Despite feeling shitty about myself, I was pretty much saved by bartending (or more like my bartender friends who were like ‘no, no, no, you cannot stay in bed all day. Come help us out at the bar’). And while it should have been just a short stint to get me through my sick leave, while I come up with a plan for myself after I leave the corporation (which I did the day my sick leave ended. It was epic. I wore a unicorn costume), my compulsiveness kicked in and I ended up desiring to be a bartender. Not just A bartender. Seoul’s best bartender. Disclaimer 2: there is no chance in a million to become even a mediocre bartender in a few months. It’s not even about skills and knowledge (although that too), but also about network and reputation (the only thing I has going for me here was that I was white and could speak Korean). Ha! I was ambitious enough to want to run my own bar! And so I became a bar manager of a hole-in-the-wall illegal bar. I even put a hefty amount of money as an investment, hoping that someday it will be legal. But things weren’t going my way, customers weren’t coming and paying millions (wait! was it because… it was a literal speakeasy??) and my savings were shrinking by a week (interesting fact most finance majors are terrible with personal savings…true story!). And the unbearable feeling of failure kicked in. I was supposed to show everyone, my corporate friends, my family, my artsy-fartsy hipster partners-in-crime, what an awesome hipster entrepreneur I was. In the meantime, I had the feeling of falling through a dark hole and it was not Wonderland that was waiting at the end. It only got worse. there was a short stint in Thailand (bartender course), where I pretty much felt I was looking at everyone and everything through a glass window. After that… I had a major lockdown. I turned off all my mobile and stationary devices, stayed in bed all day, binged and thought about not existing. If it weren’t for my family and friends, who became frantic when I went MIA, I would now be literally a rotting body in a condo in Itaewon.

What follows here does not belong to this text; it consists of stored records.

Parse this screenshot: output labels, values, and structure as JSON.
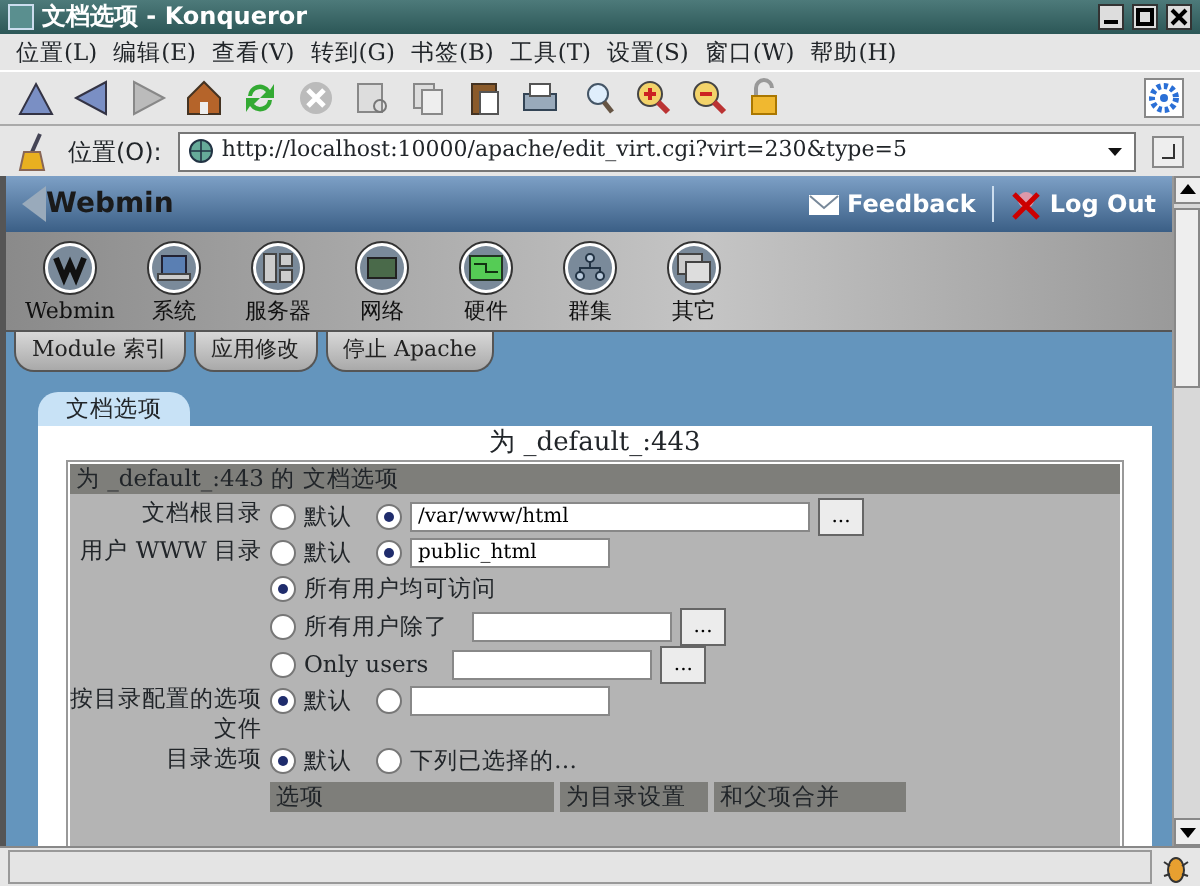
{
  "window": {
    "title": "文档选项 - Konqueror"
  },
  "menu": [
    "位置(L)",
    "编辑(E)",
    "查看(V)",
    "转到(G)",
    "书签(B)",
    "工具(T)",
    "设置(S)",
    "窗口(W)",
    "帮助(H)"
  ],
  "location": {
    "label": "位置(O):",
    "url": "http://localhost:10000/apache/edit_virt.cgi?virt=230&type=5"
  },
  "webmin": {
    "logo": "Webmin",
    "links": [
      "Feedback",
      "Log Out"
    ],
    "categories": [
      {
        "label": "Webmin"
      },
      {
        "label": "系统"
      },
      {
        "label": "服务器"
      },
      {
        "label": "网络"
      },
      {
        "label": "硬件"
      },
      {
        "label": "群集"
      },
      {
        "label": "其它"
      }
    ],
    "module_tabs": [
      "Module 索引",
      "应用修改",
      "停止 Apache"
    ]
  },
  "form_tab": "文档选项",
  "heading": "为 _default_:443",
  "section_title": "为 _default_:443 的 文档选项",
  "form_rows": [
    {
      "label": "文档根目录",
      "lines": [
        [
          {
            "kind": "radio",
            "selected": false,
            "text": "默认"
          },
          {
            "kind": "radio",
            "selected": true
          },
          {
            "kind": "input",
            "value": "/var/www/html"
          },
          {
            "kind": "button",
            "text": "..."
          }
        ]
      ]
    },
    {
      "label": "用户 WWW 目录",
      "lines": [
        [
          {
            "kind": "radio",
            "selected": false,
            "text": "默认"
          },
          {
            "kind": "radio",
            "selected": true
          },
          {
            "kind": "input",
            "value": "public_html"
          }
        ],
        [
          {
            "kind": "radio",
            "selected": true,
            "text": "所有用户均可访问"
          }
        ],
        [
          {
            "kind": "radio",
            "selected": false,
            "text": "所有用户除了"
          },
          {
            "kind": "input"
          },
          {
            "kind": "button",
            "text": "..."
          }
        ],
        [
          {
            "kind": "radio",
            "selected": false,
            "text": "Only users"
          },
          {
            "kind": "input"
          },
          {
            "kind": "button",
            "text": "..."
          }
        ]
      ]
    },
    {
      "label": "按目录配置的选项文件",
      "lines": [
        [
          {
            "kind": "radio",
            "selected": true,
            "text": "默认"
          },
          {
            "kind": "radio",
            "selected": false
          },
          {
            "kind": "input"
          }
        ]
      ]
    },
    {
      "label": "目录选项",
      "lines": [
        [
          {
            "kind": "radio",
            "selected": true,
            "text": "默认"
          },
          {
            "kind": "radio",
            "selected": false,
            "text": "下列已选择的…"
          }
        ]
      ]
    }
  ],
  "options_table": {
    "columns": [
      "选项",
      "为目录设置",
      "和父项合并"
    ]
  }
}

To be fair, our hole-in-the-wall bar looked pretty sick.
And I made all the syrups and ginger beer.
What came next was 10 months of intensive psychiatric and psychological treatment, where I had to revisit a lot of dark spots of my past and my personality and come to terms with them. I ended up focusing on asking myself what I really NEEDED and WANTED from life. It’s still a process in making. And by no means am I 100% well. In fact, it’s very likely I will never be. I will always be neurotic, anxious, sensitive, and overcompensating. But now I’m not sorry about it. Not one bit. All the experiences, all the failures, and drawbacks… they make me who I am now. Stronger? Maybe. Wiser? In some sense. Aware? Definitely.
Sure, the old me would be very very distressed at the moment. I’ve been declined on a few projects, dismissed on several job offers, tricked into getting paid less than I deserve, and pretty much sexually ridiculed by someone I thought was a friend. And don’t ask me what I going on with my bank account (‘not a whole lot’). Sure I’m not happy about these things. But now at least I can name them, talk about them outloud and ask for help with dealing with them (although I did have a cry recently when I confessed to a guy that I liked him and he burst out laughing. Oh well. At least my roommates ROFLed about it). I also know none of them are the end of the world. In fact, very few things are. And while one door closes, another opens. The journey continues into infinity.
Things don’t always go according to plan, but there is no need to guilt trip oneself.
Lesson learned, move to the next plan.
This post required me to go through 2.5 cans of beer. It’s not easy being so public about oneself. But if it helps anyone, let it be. Failure is mother of success. Maybe not tomorrow, maybe not next month, hell, maybe not next year. But eventually. Just be as good as you can. No more, no less. And this is what I want to tell the 21-year old me. And anyone else, who would listen.